If you love being on the water, boat ownership is probably something you’ve always desired. Just like owning your first car, purchasing your first boat gives you a sense of unparalleled freedom. However, with boat ownership comes great responsibility.
Don’t Make These 5 Mistakes
People often jokingly refer to boats as “toys.” Don’t let this confuse you into thinking there’s anything flippant about getting behind the wheel of a boat. If you aren’t constantly aware of what’s happening around you, things can go from a relaxing afternoon on the water to a total disaster in a matter of seconds.
1. Putting Off Boat Maintenance
A boat is like a car in the sense that it’s better to invest in preventative maintenance than to wait until something breaks down and then have it fixed. Not only does this mean you’re stranded in open water, but it also indicates a more expensive repair. Learning to recognize when something is wrong with your boat’s engine is key.
“When an engine is running well, it has a distinctive smell. Learn to recognize it as any change in the smell coming from your engine likely indicates trouble,” Wholesale Marine points out. “For example, the acrid odor or burning rubber could mean that all-important water flow is no longer reaching the water pump’s impeller.”

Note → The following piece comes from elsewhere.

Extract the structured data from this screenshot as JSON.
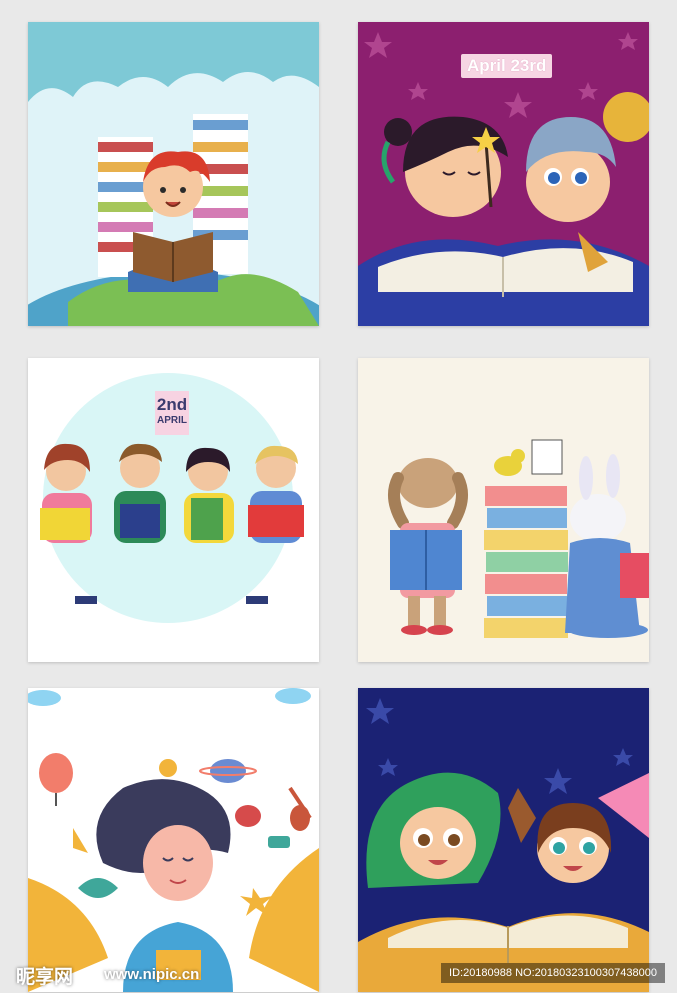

The sooner you spot a problem, the more contained it will be. Resist the temptation to put off maintenance until the end of the season.

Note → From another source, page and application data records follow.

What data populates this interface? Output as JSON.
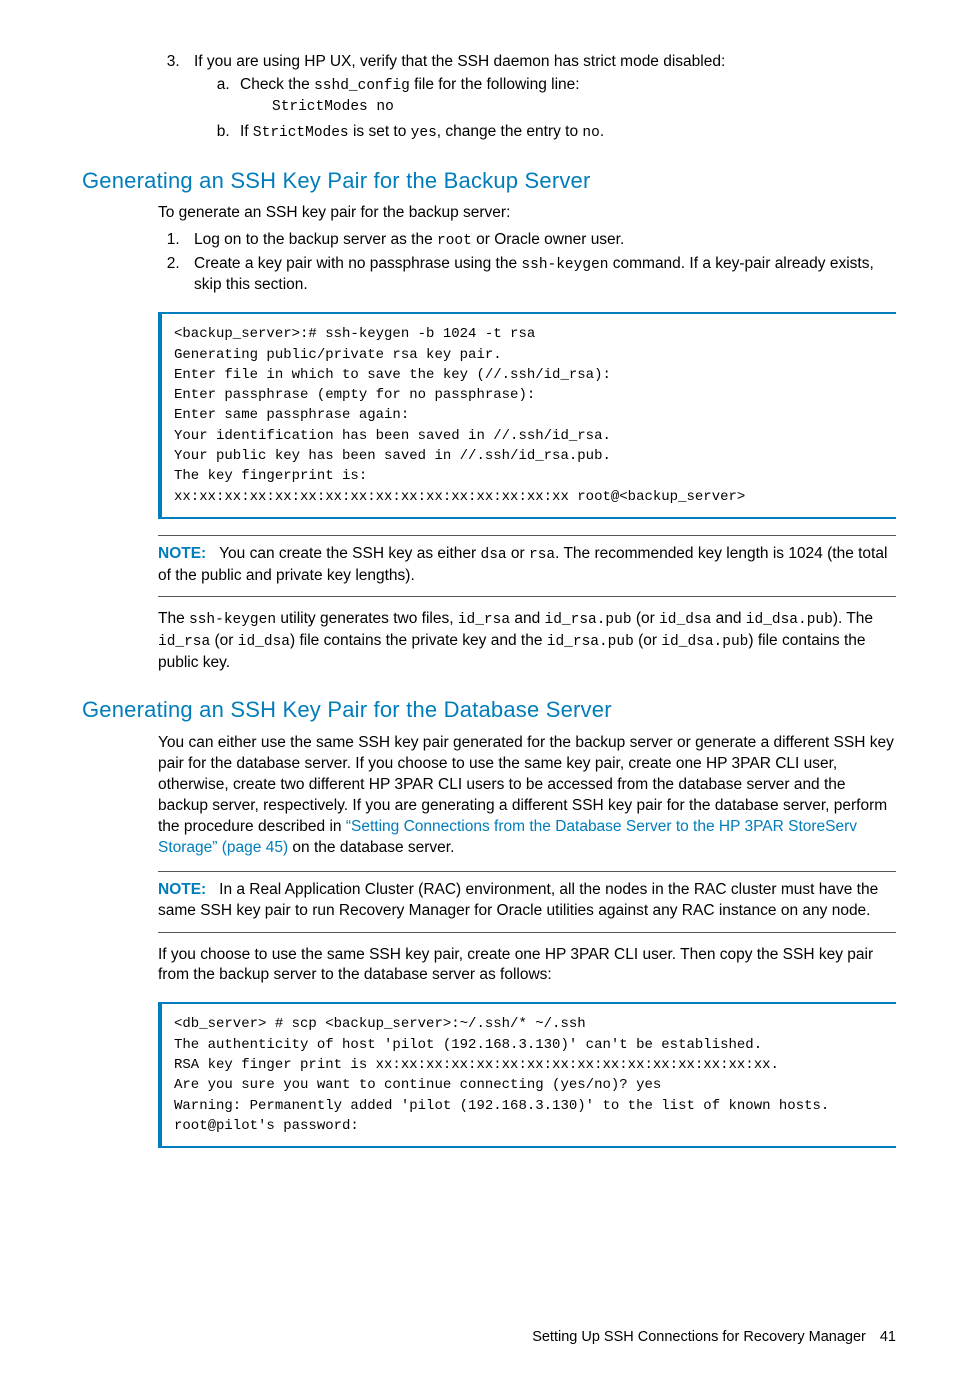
{
  "step3": {
    "text_before": "If you are using HP UX, verify that the SSH daemon has strict mode disabled:",
    "a_before": "Check the ",
    "a_code": "sshd_config",
    "a_after": " file for the following line:",
    "a_sub": "StrictModes no",
    "b_before": "If ",
    "b_code1": "StrictModes",
    "b_mid": " is set to ",
    "b_code2": "yes",
    "b_mid2": ", change the entry to ",
    "b_code3": "no",
    "b_end": "."
  },
  "s1": {
    "heading": "Generating an SSH Key Pair for the Backup Server",
    "intro": "To generate an SSH key pair for the backup server:",
    "li1_before": "Log on to the backup server as the ",
    "li1_code": "root",
    "li1_after": " or Oracle owner user.",
    "li2_before": "Create a key pair with no passphrase using the ",
    "li2_code": "ssh-keygen",
    "li2_after": " command. If a key-pair already exists, skip this section.",
    "code": "<backup_server>:# ssh-keygen -b 1024 -t rsa\nGenerating public/private rsa key pair.\nEnter file in which to save the key (//.ssh/id_rsa):\nEnter passphrase (empty for no passphrase):\nEnter same passphrase again:\nYour identification has been saved in //.ssh/id_rsa.\nYour public key has been saved in //.ssh/id_rsa.pub.\nThe key fingerprint is:\nxx:xx:xx:xx:xx:xx:xx:xx:xx:xx:xx:xx:xx:xx:xx:xx root@<backup_server>",
    "note_label": "NOTE:",
    "note_p1a": "You can create the SSH key as either ",
    "note_c1": "dsa",
    "note_p1b": " or ",
    "note_c2": "rsa",
    "note_p1c": ". The recommended key length is 1024 (the total of the public and private key lengths).",
    "p2a": "The ",
    "p2c1": "ssh-keygen",
    "p2b": " utility generates two files, ",
    "p2c2": "id_rsa",
    "p2c": " and ",
    "p2c3": "id_rsa.pub",
    "p2d": " (or ",
    "p2c4": "id_dsa",
    "p2e": " and ",
    "p2c5": "id_dsa.pub",
    "p2f": "). The ",
    "p2c6": "id_rsa",
    "p2g": " (or ",
    "p2c7": "id_dsa",
    "p2h": ") file contains the private key and the ",
    "p2c8": "id_rsa.pub",
    "p2i": " (or ",
    "p2c9": "id_dsa.pub",
    "p2j": ") file contains the public key."
  },
  "s2": {
    "heading": "Generating an SSH Key Pair for the Database Server",
    "p1a": "You can either use the same SSH key pair generated for the backup server or generate a different SSH key pair for the database server. If you choose to use the same key pair, create one HP 3PAR CLI user, otherwise, create two different HP 3PAR CLI users to be accessed from the database server and the backup server, respectively. If you are generating a different SSH key pair for the database server, perform the procedure described in ",
    "link": "“Setting Connections from the Database Server to the HP 3PAR StoreServ Storage” (page 45)",
    "p1b": " on the database server.",
    "note_label": "NOTE:",
    "note": "In a Real Application Cluster (RAC) environment, all the nodes in the RAC cluster must have the same SSH key pair to run Recovery Manager for Oracle utilities against any RAC instance on any node.",
    "p2": "If you choose to use the same SSH key pair, create one HP 3PAR CLI user. Then copy the SSH key pair from the backup server to the database server as follows:",
    "code": "<db_server> # scp <backup_server>:~/.ssh/* ~/.ssh\nThe authenticity of host 'pilot (192.168.3.130)' can't be established.\nRSA key finger print is xx:xx:xx:xx:xx:xx:xx:xx:xx:xx:xx:xx:xx:xx:xx:xx.\nAre you sure you want to continue connecting (yes/no)? yes\nWarning: Permanently added 'pilot (192.168.3.130)' to the list of known hosts.\nroot@pilot's password:"
  },
  "footer": {
    "text": "Setting Up SSH Connections for Recovery Manager",
    "page": "41"
  }
}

2. Failing to Winterize the Boat
Boat winterization isn’t some optional thing people do when they have extra time at the end of boating season. In fact, every boat needs to be winterized before it’s put in storage. A failure to do so could cause you to end up with busted pipes, corrosion, or waterlogged engine parts.
Contrary to popular belief, winterizing a boat really isn’t that hard. Some of the basic steps include running antifreeze through the water systems, spraying fogging oil into the motor, flushing out the cooling systems, and removing batteries.
3. Not Installing the Drain Plug
It sounds silly, but you’d be amazed how many experienced boaters fail to install the boat drain plug prior to launch. The trouble is that you won’t notice it while you’re moving along, then, once you stop, the boat suddenly starts to fill with water.
Never assume that the drain plug is in the boat. Always double-check in to avoid an embarrassing and potentially dangerous catastrophe. It only takes a few seconds but could save you a whole lot of trouble.
4. Getting Lost at Night
“Many people go out during daylight hours and rely on recognizable land features to find their way home. There’s a difference, however, between what the shoreline looks like during the day and what it looks like at night,” Boating Safety Magazine explains. “At sunset recognizable features disappear and are replaced by unfamiliar and confusing lights on shore.”
This is why thousands of people end up calling the Coast Guard each year to come rescue them at night. If you plan on cruising around after dark, make sure you conduct a couple of practice runs to become familiar with the area.
5. Ignoring Practice and Education
“Just because you may have driven a boat before, it does not mean you are an expert at driving all boats,” Shop Telemart explains. “Each boat handles differently and it is important to get as much education as possible. This ensures you and your passengers remain safe with you behind the wheel.”
Never get cocky and assume that you can do something you’ve never done before. Any time you find yourself facing a new task, ask for instruction or assistance from someone with more experience – no matter how simple the task looks. This will help you acquire good foundational skills that can be used in other areas of boating.
Do Your Homework
Being a smart, safe, and cautious boat owner is all about doing your homework and assuming there’s always something new to learn. When you adopt this posture, you’ll find that you’re much less likely to make some of the mistakes covered in this article.